Certainly, Obama spoke of public resignation as he took to the White House lectern to lament the deaths of another nine students at the hands of another tooled-up loner obsessed with his own inadequacy and the infamy that can be achieved by pulling a trigger. Gone was the positivity he displayed earlier in his presidency when he still believed some measure of gun control might be within his reach. Now he talked of a country “numb” to the conveyor belt of tragedies, a country where such events have become routine and the reaction to them mechanical.

He was right, of course. For politicians, campaigners and journalists, campus massacres are now like an over-rehearsed play, where the actors have lost heart and are going through the motions. Everyone already knows the plot, how the main characters will respond and who will triumph in the end. The gun control lobby will say countries with tighter regulations over the ownership of weapons have fewer gun-related deaths and point out a bipartisan crackdown introduced in response to the Port Arthur massacre in 1996 saw firearm homicides in Australia drop by 59 per cent in the first decade. Then some people will get sidetracked by a debate on whether the real problem is a lack of resources for the mentally ill. But that won’t matter because all other voices will be drowned out by the National Rifle Association and its emotive and disingenuous citing of the 2nd Amendment. The line: “Guns don’t kill people, people kill people,” will be repeated as if it were a profound observation as opposed to a facile cliché that crumbles in the face of the slightest scrutiny. Weapon sales will spike. And most depressingly, the name and face of the killer will lodge itself in our minds so we can call it up long after the names and faces of the victims have faded away.

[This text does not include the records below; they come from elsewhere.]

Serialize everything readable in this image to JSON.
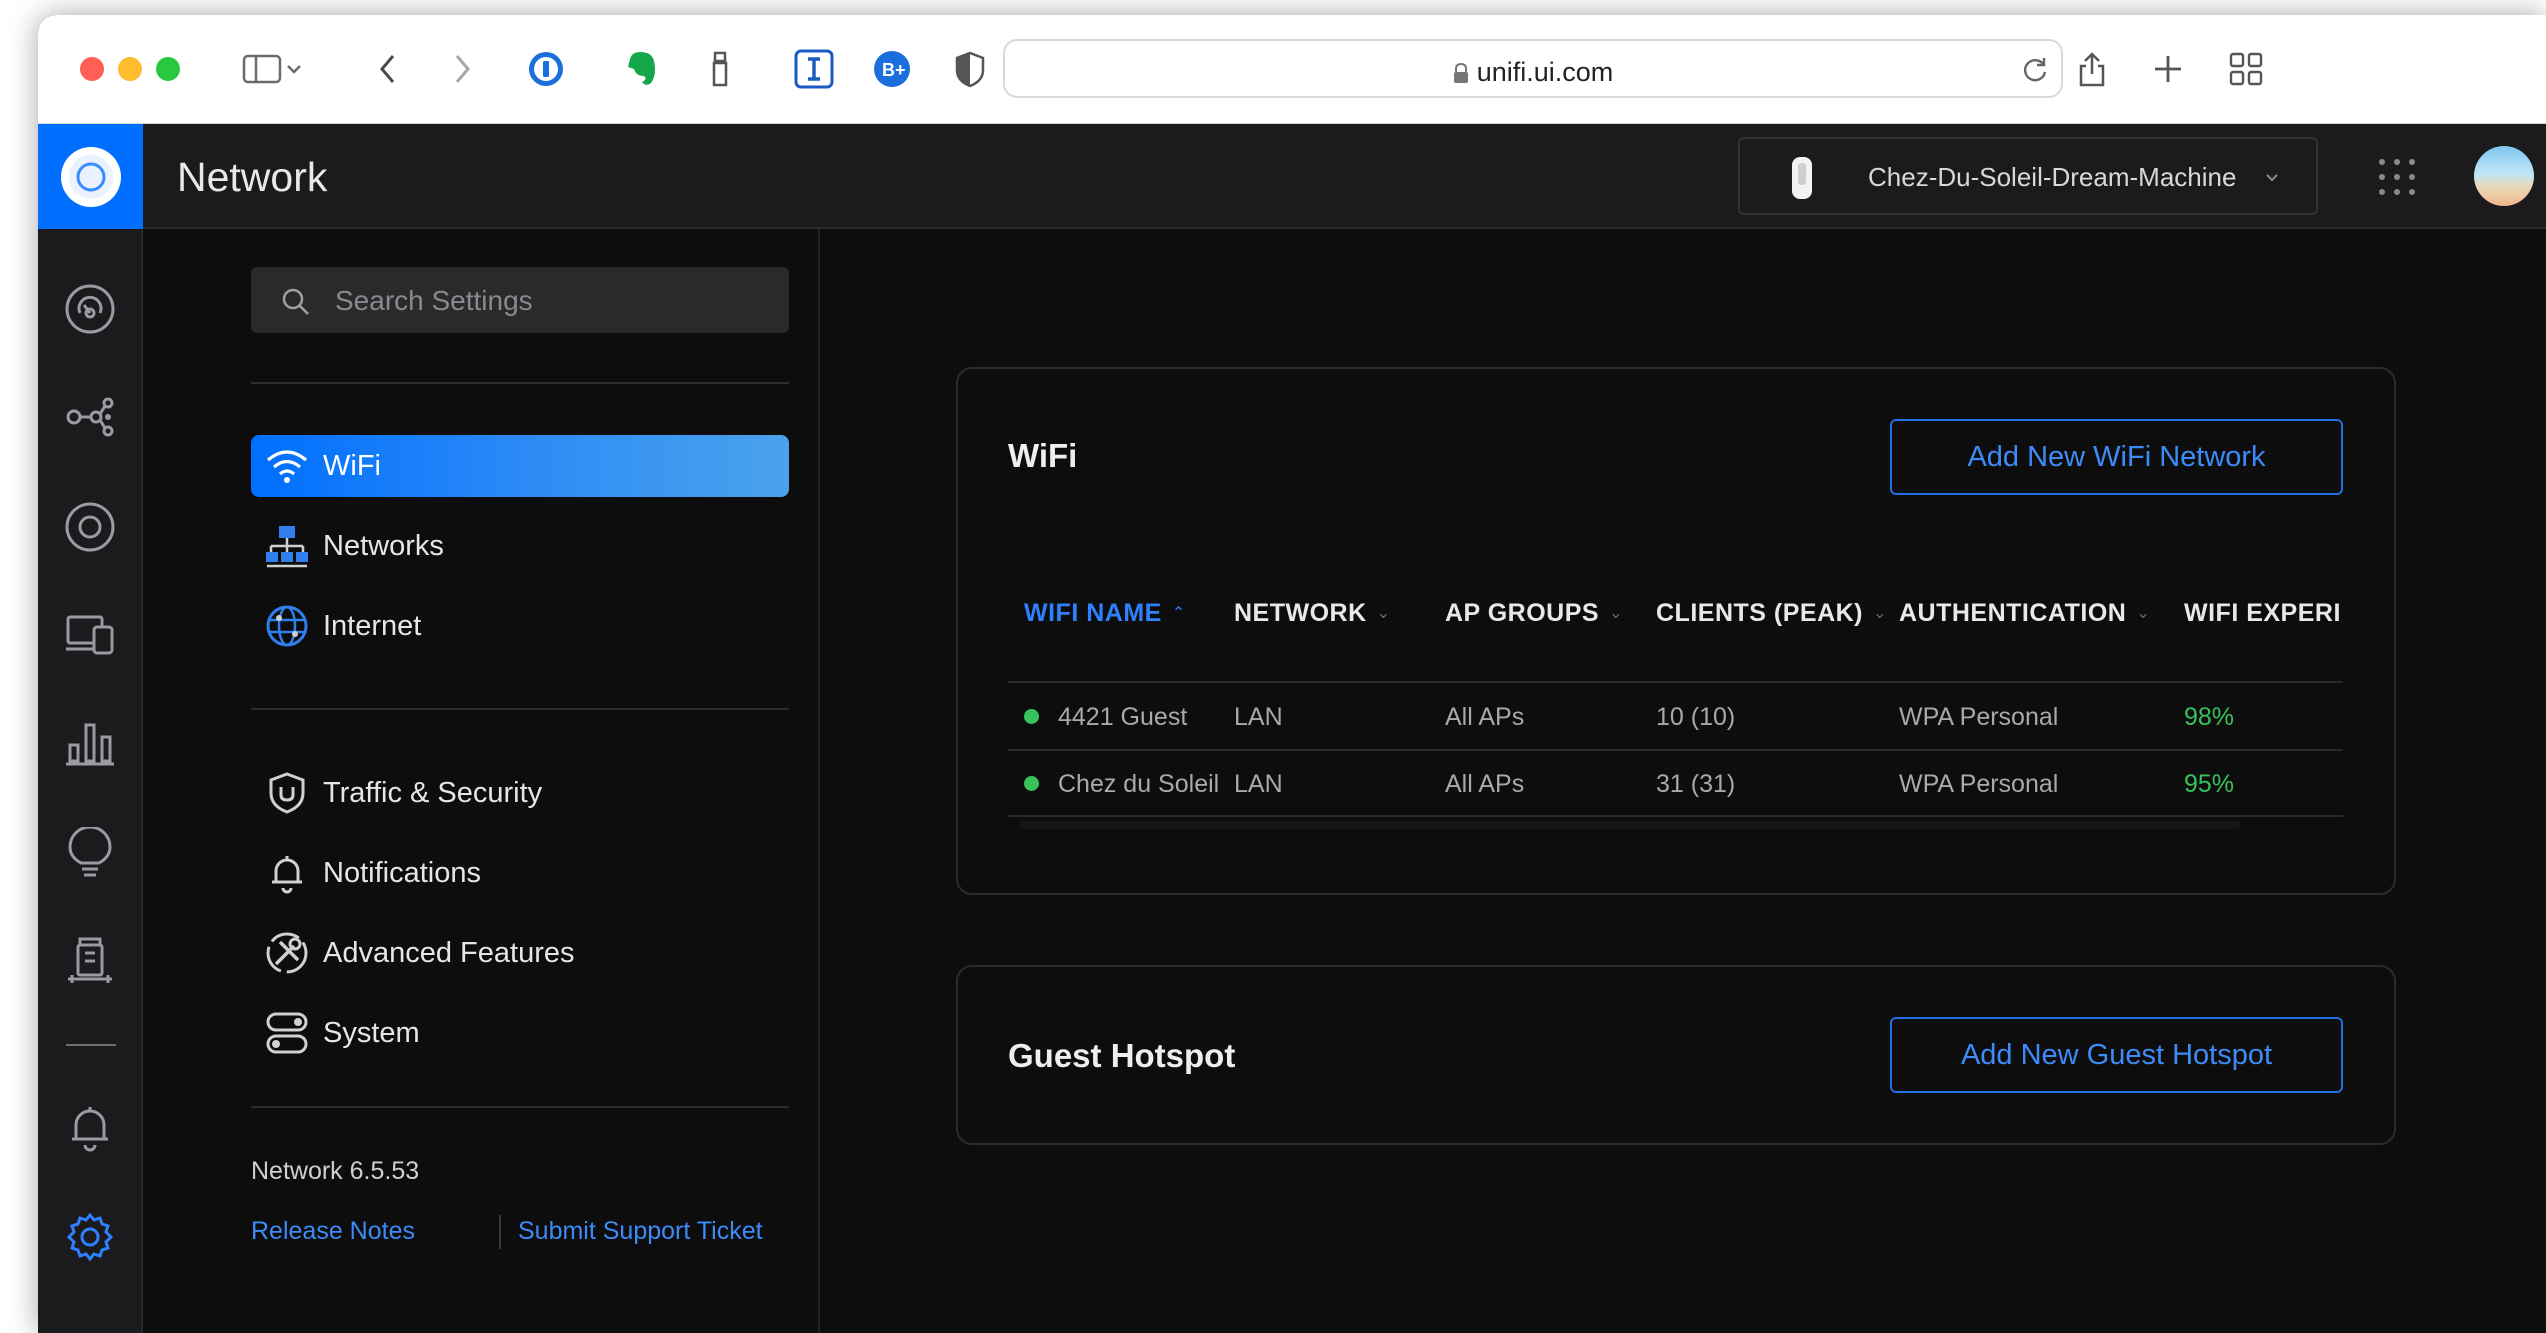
{
  "browser": {
    "url": "unifi.ui.com",
    "traffic_lights": [
      "#ff5f57",
      "#febc2e",
      "#28c840"
    ]
  },
  "header": {
    "app_title": "Network",
    "device_name": "Chez-Du-Soleil-Dream-Machine"
  },
  "colors": {
    "accent": "#006fff",
    "link": "#3d8bf8",
    "status_green": "#38c25b",
    "background": "#0d0d0d"
  },
  "rail": {
    "icons": [
      "dashboard-icon",
      "topology-icon",
      "devices-icon",
      "clients-icon",
      "statistics-icon",
      "insights-icon",
      "system-log-icon",
      "notifications-icon",
      "settings-icon"
    ]
  },
  "settings_nav": {
    "search_placeholder": "Search Settings",
    "items": [
      {
        "label": "WiFi",
        "icon": "wifi-icon",
        "active": true
      },
      {
        "label": "Networks",
        "icon": "networks-icon"
      },
      {
        "label": "Internet",
        "icon": "internet-globe-icon"
      },
      {
        "label": "Traffic & Security",
        "icon": "shield-icon"
      },
      {
        "label": "Notifications",
        "icon": "bell-icon"
      },
      {
        "label": "Advanced Features",
        "icon": "advanced-features-icon"
      },
      {
        "label": "System",
        "icon": "toggles-icon"
      }
    ],
    "version": "Network 6.5.53",
    "release_notes": "Release Notes",
    "support_ticket": "Submit Support Ticket"
  },
  "wifi_card": {
    "title": "WiFi",
    "add_button": "Add New WiFi Network",
    "columns": [
      "WIFI NAME",
      "NETWORK",
      "AP GROUPS",
      "CLIENTS (PEAK)",
      "AUTHENTICATION",
      "WIFI EXPERI"
    ],
    "rows": [
      {
        "name": "4421 Guest",
        "network": "LAN",
        "ap_groups": "All APs",
        "clients": "10 (10)",
        "auth": "WPA Personal",
        "experience": "98%"
      },
      {
        "name": "Chez du Soleil",
        "network": "LAN",
        "ap_groups": "All APs",
        "clients": "31 (31)",
        "auth": "WPA Personal",
        "experience": "95%"
      }
    ]
  },
  "hotspot_card": {
    "title": "Guest Hotspot",
    "add_button": "Add New Guest Hotspot"
  }
}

Familiarity breeds contempt, they say; and it must be difficult for people to rouse themselves into a fresh state of fury every single time some loner vents his frustration on a roomful of innocents, especially when experience tells them such fury – and the articulation of it – makes no difference at all. But while the US as a whole may have reached an accommodation with mass shootings, regarding them as a regrettable but unavoidable part of its culture, the families bereaved by each new atrocity are entitled to national outrage. There is nothing routine about pushing through a police cordon to find out if your son or daughter has been shot or identifying their bodies on a mortuary slab. If the frequency of such events inures the country to individual pain – or if people have come to see such victims as collateral damage in the fight to preserve constitutional rights – the US is peering into a spiritual abyss.

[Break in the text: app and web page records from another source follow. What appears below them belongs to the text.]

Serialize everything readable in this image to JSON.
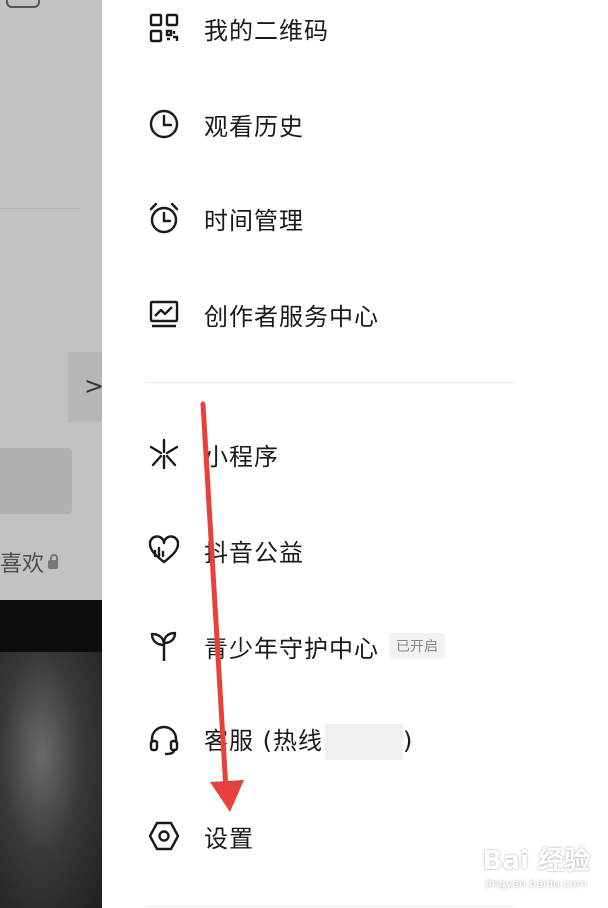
{
  "background": {
    "likes_label": "喜欢",
    "chevron": "›"
  },
  "menu": {
    "items": [
      {
        "label": "我的二维码",
        "icon": "qr-code-icon"
      },
      {
        "label": "观看历史",
        "icon": "clock-icon"
      },
      {
        "label": "时间管理",
        "icon": "alarm-clock-icon"
      },
      {
        "label": "创作者服务中心",
        "icon": "creator-chart-icon"
      },
      {
        "label": "小程序",
        "icon": "mini-program-icon"
      },
      {
        "label": "抖音公益",
        "icon": "heart-charity-icon"
      },
      {
        "label": "青少年守护中心",
        "icon": "sprout-icon",
        "badge": "已开启"
      },
      {
        "label": "客服 (热线",
        "label_tail": ")",
        "icon": "headset-icon"
      },
      {
        "label": "设置",
        "icon": "settings-hexagon-icon"
      }
    ]
  },
  "watermark": {
    "brand": "Bai 经验",
    "url": "jingyan.baidu.com"
  },
  "colors": {
    "arrow": "#e8413b",
    "text": "#1a1a1a",
    "badge_bg": "#f2f2f2"
  }
}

Obama must shoulder some of the blame; he may have wept and railed at the NRA and tried, repeatedly, to drive through legislation, only to be blocked by Congress, but he has placed less emphasis on gun control than he has on the War on Terror. At the same time, at least the president keeps on talking about the problem. On Thursday he pointed out “there is now a gun for every man, woman and child in the country,” and urged the American people “to think about how they can get our government to change these laws, and to save these lives and let these people grow up”.

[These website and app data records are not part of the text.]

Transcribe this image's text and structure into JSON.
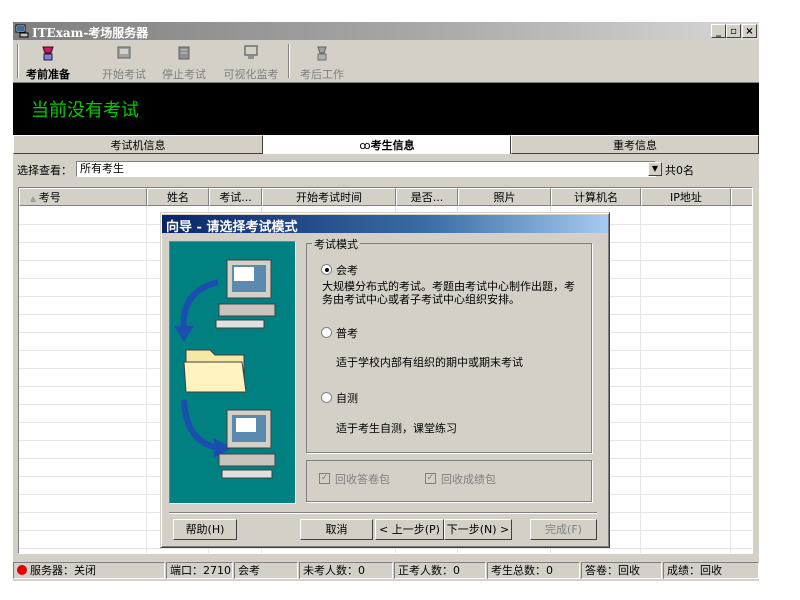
{
  "window": {
    "title": "ITExam-考场服务器"
  },
  "toolbar": {
    "items": [
      {
        "label": "考前准备",
        "icon": "preparation-icon",
        "enabled": true
      },
      {
        "label": "开始考试",
        "icon": "start-exam-icon",
        "enabled": false
      },
      {
        "label": "停止考试",
        "icon": "stop-exam-icon",
        "enabled": false
      },
      {
        "label": "可视化监考",
        "icon": "monitor-icon",
        "enabled": false
      },
      {
        "label": "考后工作",
        "icon": "post-exam-icon",
        "enabled": false
      }
    ]
  },
  "banner": {
    "text": "当前没有考试"
  },
  "tabs": [
    {
      "label": "考试机信息",
      "selected": false
    },
    {
      "label": "考生信息",
      "selected": true,
      "icon": "glasses-icon"
    },
    {
      "label": "重考信息",
      "selected": false
    }
  ],
  "filter": {
    "label": "选择查看：",
    "value": "所有考生",
    "count": "共0名"
  },
  "grid": {
    "columns": [
      "考号",
      "姓名",
      "考试...",
      "开始考试时间",
      "是否...",
      "照片",
      "计算机名",
      "IP地址"
    ]
  },
  "dialog": {
    "title": "向导 - 请选择考试模式",
    "group_title": "考试模式",
    "options": [
      {
        "label": "会考",
        "selected": true,
        "description": "大规模分布式的考试。考题由考试中心制作出题，考务由考试中心或者子考试中心组织安排。"
      },
      {
        "label": "普考",
        "selected": false,
        "description": "适于学校内部有组织的期中或期末考试"
      },
      {
        "label": "自测",
        "selected": false,
        "description": "适于考生自测，课堂练习"
      }
    ],
    "checkboxes": [
      {
        "label": "回收答卷包",
        "checked": true,
        "enabled": false
      },
      {
        "label": "回收成绩包",
        "checked": true,
        "enabled": false
      }
    ],
    "buttons": {
      "help": "帮助(H)",
      "cancel": "取消",
      "prev": "< 上一步(P)",
      "next": "下一步(N) >",
      "finish": "完成(F)"
    }
  },
  "statusbar": {
    "server": "服务器：关闭",
    "port": "端口：2710",
    "mode": "会考",
    "absent": "未考人数：0",
    "in_exam": "正考人数：0",
    "total": "考生总数：0",
    "answers": "答卷：回收",
    "scores": "成绩：回收"
  },
  "colors": {
    "banner_bg": "#000000",
    "banner_text": "#00cc00",
    "dialog_title": "#0a246a",
    "illustration_bg": "#008080",
    "server_led": "#e00000"
  }
}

I have, in the past, thought Obama’s admission of his own impotence on gun control was disempowering; if the president lacked the vision and capacity to take on the NRA, what hope was there for anyone else? But, on reflection, I can see where he’s coming from. The only way the gun lobby can be defeated – and more mass shootings prevented – is through the willpower of ordinary citizens. Like an alcoholic or drug addict, the US cannot be weaned off or cajoled out of its firearms habit. Trying to force it into recovery only reinforces its self-destructive impulses. All Obama can do now is remind people of the damage guns are doing. And hope that some time soon the country will be ready to cure itself. «